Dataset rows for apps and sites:
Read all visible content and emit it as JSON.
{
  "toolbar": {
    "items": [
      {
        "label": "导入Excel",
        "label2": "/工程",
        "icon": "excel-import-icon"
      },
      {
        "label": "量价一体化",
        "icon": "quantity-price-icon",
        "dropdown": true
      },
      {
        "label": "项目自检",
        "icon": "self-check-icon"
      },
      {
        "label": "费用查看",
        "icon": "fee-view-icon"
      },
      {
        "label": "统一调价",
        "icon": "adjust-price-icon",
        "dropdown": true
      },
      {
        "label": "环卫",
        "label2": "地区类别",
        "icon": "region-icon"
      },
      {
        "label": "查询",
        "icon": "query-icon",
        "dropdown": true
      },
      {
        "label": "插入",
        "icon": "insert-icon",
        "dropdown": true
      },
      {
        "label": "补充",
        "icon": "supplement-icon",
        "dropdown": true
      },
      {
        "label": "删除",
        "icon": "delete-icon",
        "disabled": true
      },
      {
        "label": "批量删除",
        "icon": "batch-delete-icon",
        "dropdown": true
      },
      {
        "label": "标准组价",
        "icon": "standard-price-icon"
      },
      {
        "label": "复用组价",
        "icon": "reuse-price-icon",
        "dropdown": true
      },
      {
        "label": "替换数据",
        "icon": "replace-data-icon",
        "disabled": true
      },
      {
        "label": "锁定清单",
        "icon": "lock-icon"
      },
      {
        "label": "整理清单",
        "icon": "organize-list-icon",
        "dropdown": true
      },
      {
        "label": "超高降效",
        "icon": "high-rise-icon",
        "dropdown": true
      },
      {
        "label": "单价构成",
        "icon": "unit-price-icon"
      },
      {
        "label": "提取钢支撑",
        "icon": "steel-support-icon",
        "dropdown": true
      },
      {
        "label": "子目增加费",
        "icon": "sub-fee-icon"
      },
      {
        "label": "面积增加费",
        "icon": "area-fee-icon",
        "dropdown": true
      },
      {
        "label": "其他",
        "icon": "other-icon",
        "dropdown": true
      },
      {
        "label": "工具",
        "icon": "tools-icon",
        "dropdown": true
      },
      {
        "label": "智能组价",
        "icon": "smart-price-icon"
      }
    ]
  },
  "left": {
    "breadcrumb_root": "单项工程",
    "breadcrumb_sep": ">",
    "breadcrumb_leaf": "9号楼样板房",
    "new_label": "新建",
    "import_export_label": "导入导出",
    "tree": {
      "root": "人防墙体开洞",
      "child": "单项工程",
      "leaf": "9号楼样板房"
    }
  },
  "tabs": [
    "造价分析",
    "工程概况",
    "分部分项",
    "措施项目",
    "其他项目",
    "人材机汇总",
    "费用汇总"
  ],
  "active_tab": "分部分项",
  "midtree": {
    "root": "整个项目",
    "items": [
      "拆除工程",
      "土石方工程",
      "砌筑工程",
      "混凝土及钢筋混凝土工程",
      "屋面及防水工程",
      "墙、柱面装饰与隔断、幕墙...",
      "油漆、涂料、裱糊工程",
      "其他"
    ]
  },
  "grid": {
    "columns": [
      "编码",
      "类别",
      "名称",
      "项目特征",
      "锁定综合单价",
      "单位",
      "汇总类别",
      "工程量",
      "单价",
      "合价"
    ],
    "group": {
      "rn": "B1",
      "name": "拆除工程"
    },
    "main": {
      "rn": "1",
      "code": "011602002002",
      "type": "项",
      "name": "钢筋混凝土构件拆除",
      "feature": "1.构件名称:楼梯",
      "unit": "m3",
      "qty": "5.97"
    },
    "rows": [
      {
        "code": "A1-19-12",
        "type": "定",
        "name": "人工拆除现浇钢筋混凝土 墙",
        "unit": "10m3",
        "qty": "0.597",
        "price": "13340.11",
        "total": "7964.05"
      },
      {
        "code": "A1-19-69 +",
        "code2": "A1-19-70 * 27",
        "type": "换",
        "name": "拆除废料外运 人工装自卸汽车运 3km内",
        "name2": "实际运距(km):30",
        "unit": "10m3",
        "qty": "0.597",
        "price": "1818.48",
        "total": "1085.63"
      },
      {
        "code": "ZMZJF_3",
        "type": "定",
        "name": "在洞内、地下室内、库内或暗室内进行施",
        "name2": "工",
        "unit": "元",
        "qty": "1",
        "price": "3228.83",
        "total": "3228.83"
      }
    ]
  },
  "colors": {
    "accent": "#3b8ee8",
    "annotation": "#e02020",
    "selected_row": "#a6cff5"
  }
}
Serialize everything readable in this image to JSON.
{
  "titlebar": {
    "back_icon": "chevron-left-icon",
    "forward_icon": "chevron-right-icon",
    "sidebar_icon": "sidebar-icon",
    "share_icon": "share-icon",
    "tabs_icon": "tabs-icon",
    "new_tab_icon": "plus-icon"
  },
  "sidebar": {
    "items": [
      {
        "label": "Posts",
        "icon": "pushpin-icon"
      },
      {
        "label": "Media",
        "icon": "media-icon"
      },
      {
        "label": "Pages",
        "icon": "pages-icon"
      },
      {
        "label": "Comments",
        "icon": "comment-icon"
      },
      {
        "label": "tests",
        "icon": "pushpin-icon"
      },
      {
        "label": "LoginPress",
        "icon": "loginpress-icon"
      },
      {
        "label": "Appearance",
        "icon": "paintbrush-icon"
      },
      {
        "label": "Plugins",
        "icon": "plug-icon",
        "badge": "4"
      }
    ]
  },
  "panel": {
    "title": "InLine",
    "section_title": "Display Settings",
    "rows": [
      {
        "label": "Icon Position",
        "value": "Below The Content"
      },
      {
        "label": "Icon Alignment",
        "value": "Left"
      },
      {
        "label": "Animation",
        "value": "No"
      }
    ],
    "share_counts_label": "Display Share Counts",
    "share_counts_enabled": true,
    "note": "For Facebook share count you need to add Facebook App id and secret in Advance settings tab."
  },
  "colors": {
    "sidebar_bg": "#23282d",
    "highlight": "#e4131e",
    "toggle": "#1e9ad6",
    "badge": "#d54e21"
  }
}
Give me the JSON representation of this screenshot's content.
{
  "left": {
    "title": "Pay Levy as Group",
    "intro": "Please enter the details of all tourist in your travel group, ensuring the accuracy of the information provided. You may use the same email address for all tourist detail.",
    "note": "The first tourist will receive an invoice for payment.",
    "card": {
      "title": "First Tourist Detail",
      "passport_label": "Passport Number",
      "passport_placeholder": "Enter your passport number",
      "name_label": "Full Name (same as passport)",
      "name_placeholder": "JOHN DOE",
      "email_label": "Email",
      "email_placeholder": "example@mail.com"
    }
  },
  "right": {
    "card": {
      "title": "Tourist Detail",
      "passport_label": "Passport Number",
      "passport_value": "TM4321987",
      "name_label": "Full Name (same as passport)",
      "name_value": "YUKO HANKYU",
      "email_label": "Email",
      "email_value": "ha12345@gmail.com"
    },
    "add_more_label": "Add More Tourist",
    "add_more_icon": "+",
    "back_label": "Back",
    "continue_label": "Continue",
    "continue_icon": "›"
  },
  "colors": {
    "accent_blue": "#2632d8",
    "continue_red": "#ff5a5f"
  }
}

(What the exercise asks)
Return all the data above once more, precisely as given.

(Response)
Read all visible content and emit it as JSON.
{
  "toolbar": {
    "items": [
      {
        "label": "导入Excel",
        "label2": "/工程",
        "icon": "excel-import-icon"
      },
      {
        "label": "量价一体化",
        "icon": "quantity-price-icon",
        "dropdown": true
      },
      {
        "label": "项目自检",
        "icon": "self-check-icon"
      },
      {
        "label": "费用查看",
        "icon": "fee-view-icon"
      },
      {
        "label": "统一调价",
        "icon": "adjust-price-icon",
        "dropdown": true
      },
      {
        "label": "环卫",
        "label2": "地区类别",
        "icon": "region-icon"
      },
      {
        "label": "查询",
        "icon": "query-icon",
        "dropdown": true
      },
      {
        "label": "插入",
        "icon": "insert-icon",
        "dropdown": true
      },
      {
        "label": "补充",
        "icon": "supplement-icon",
        "dropdown": true
      },
      {
        "label": "删除",
        "icon": "delete-icon",
        "disabled": true
      },
      {
        "label": "批量删除",
        "icon": "batch-delete-icon",
        "dropdown": true
      },
      {
        "label": "标准组价",
        "icon": "standard-price-icon"
      },
      {
        "label": "复用组价",
        "icon": "reuse-price-icon",
        "dropdown": true
      },
      {
        "label": "替换数据",
        "icon": "replace-data-icon",
        "disabled": true
      },
      {
        "label": "锁定清单",
        "icon": "lock-icon"
      },
      {
        "label": "整理清单",
        "icon": "organize-list-icon",
        "dropdown": true
      },
      {
        "label": "超高降效",
        "icon": "high-rise-icon",
        "dropdown": true
      },
      {
        "label": "单价构成",
        "icon": "unit-price-icon"
      },
      {
        "label": "提取钢支撑",
        "icon": "steel-support-icon",
        "dropdown": true
      },
      {
        "label": "子目增加费",
        "icon": "sub-fee-icon"
      },
      {
        "label": "面积增加费",
        "icon": "area-fee-icon",
        "dropdown": true
      },
      {
        "label": "其他",
        "icon": "other-icon",
        "dropdown": true
      },
      {
        "label": "工具",
        "icon": "tools-icon",
        "dropdown": true
      },
      {
        "label": "智能组价",
        "icon": "smart-price-icon"
      }
    ]
  },
  "left": {
    "breadcrumb_root": "单项工程",
    "breadcrumb_sep": ">",
    "breadcrumb_leaf": "9号楼样板房",
    "new_label": "新建",
    "import_export_label": "导入导出",
    "tree": {
      "root": "人防墙体开洞",
      "child": "单项工程",
      "leaf": "9号楼样板房"
    }
  },
  "tabs": [
    "造价分析",
    "工程概况",
    "分部分项",
    "措施项目",
    "其他项目",
    "人材机汇总",
    "费用汇总"
  ],
  "active_tab": "分部分项",
  "midtree": {
    "root": "整个项目",
    "items": [
      "拆除工程",
      "土石方工程",
      "砌筑工程",
      "混凝土及钢筋混凝土工程",
      "屋面及防水工程",
      "墙、柱面装饰与隔断、幕墙...",
      "油漆、涂料、裱糊工程",
      "其他"
    ]
  },
  "grid": {
    "columns": [
      "编码",
      "类别",
      "名称",
      "项目特征",
      "锁定综合单价",
      "单位",
      "汇总类别",
      "工程量",
      "单价",
      "合价"
    ],
    "group": {
      "rn": "B1",
      "name": "拆除工程"
    },
    "main": {
      "rn": "1",
      "code": "011602002002",
      "type": "项",
      "name": "钢筋混凝土构件拆除",
      "feature": "1.构件名称:楼梯",
      "unit": "m3",
      "qty": "5.97"
    },
    "rows": [
      {
        "code": "A1-19-12",
        "type": "定",
        "name": "人工拆除现浇钢筋混凝土 墙",
        "unit": "10m3",
        "qty": "0.597",
        "price": "13340.11",
        "total": "7964.05"
      },
      {
        "code": "A1-19-69 +",
        "code2": "A1-19-70 * 27",
        "type": "换",
        "name": "拆除废料外运 人工装自卸汽车运 3km内",
        "name2": "实际运距(km):30",
        "unit": "10m3",
        "qty": "0.597",
        "price": "1818.48",
        "total": "1085.63"
      },
      {
        "code": "ZMZJF_3",
        "type": "定",
        "name": "在洞内、地下室内、库内或暗室内进行施",
        "name2": "工",
        "unit": "元",
        "qty": "1",
        "price": "3228.83",
        "total": "3228.83"
      }
    ]
  },
  "colors": {
    "accent": "#3b8ee8",
    "annotation": "#e02020",
    "selected_row": "#a6cff5"
  }
}
Serialize everything readable in this image to JSON.
{
  "titlebar": {
    "back_icon": "chevron-left-icon",
    "forward_icon": "chevron-right-icon",
    "sidebar_icon": "sidebar-icon",
    "share_icon": "share-icon",
    "tabs_icon": "tabs-icon",
    "new_tab_icon": "plus-icon"
  },
  "sidebar": {
    "items": [
      {
        "label": "Posts",
        "icon": "pushpin-icon"
      },
      {
        "label": "Media",
        "icon": "media-icon"
      },
      {
        "label": "Pages",
        "icon": "pages-icon"
      },
      {
        "label": "Comments",
        "icon": "comment-icon"
      },
      {
        "label": "tests",
        "icon": "pushpin-icon"
      },
      {
        "label": "LoginPress",
        "icon": "loginpress-icon"
      },
      {
        "label": "Appearance",
        "icon": "paintbrush-icon"
      },
      {
        "label": "Plugins",
        "icon": "plug-icon",
        "badge": "4"
      }
    ]
  },
  "panel": {
    "title": "InLine",
    "section_title": "Display Settings",
    "rows": [
      {
        "label": "Icon Position",
        "value": "Below The Content"
      },
      {
        "label": "Icon Alignment",
        "value": "Left"
      },
      {
        "label": "Animation",
        "value": "No"
      }
    ],
    "share_counts_label": "Display Share Counts",
    "share_counts_enabled": true,
    "note": "For Facebook share count you need to add Facebook App id and secret in Advance settings tab."
  },
  "colors": {
    "sidebar_bg": "#23282d",
    "highlight": "#e4131e",
    "toggle": "#1e9ad6",
    "badge": "#d54e21"
  }
}
Give me the JSON representation of this screenshot's content.
{
  "left": {
    "title": "Pay Levy as Group",
    "intro": "Please enter the details of all tourist in your travel group, ensuring the accuracy of the information provided. You may use the same email address for all tourist detail.",
    "note": "The first tourist will receive an invoice for payment.",
    "card": {
      "title": "First Tourist Detail",
      "passport_label": "Passport Number",
      "passport_placeholder": "Enter your passport number",
      "name_label": "Full Name (same as passport)",
      "name_placeholder": "JOHN DOE",
      "email_label": "Email",
      "email_placeholder": "example@mail.com"
    }
  },
  "right": {
    "card": {
      "title": "Tourist Detail",
      "passport_label": "Passport Number",
      "passport_value": "TM4321987",
      "name_label": "Full Name (same as passport)",
      "name_value": "YUKO HANKYU",
      "email_label": "Email",
      "email_value": "ha12345@gmail.com"
    },
    "add_more_label": "Add More Tourist",
    "add_more_icon": "+",
    "back_label": "Back",
    "continue_label": "Continue",
    "continue_icon": "›"
  },
  "colors": {
    "accent_blue": "#2632d8",
    "continue_red": "#ff5a5f"
  }
}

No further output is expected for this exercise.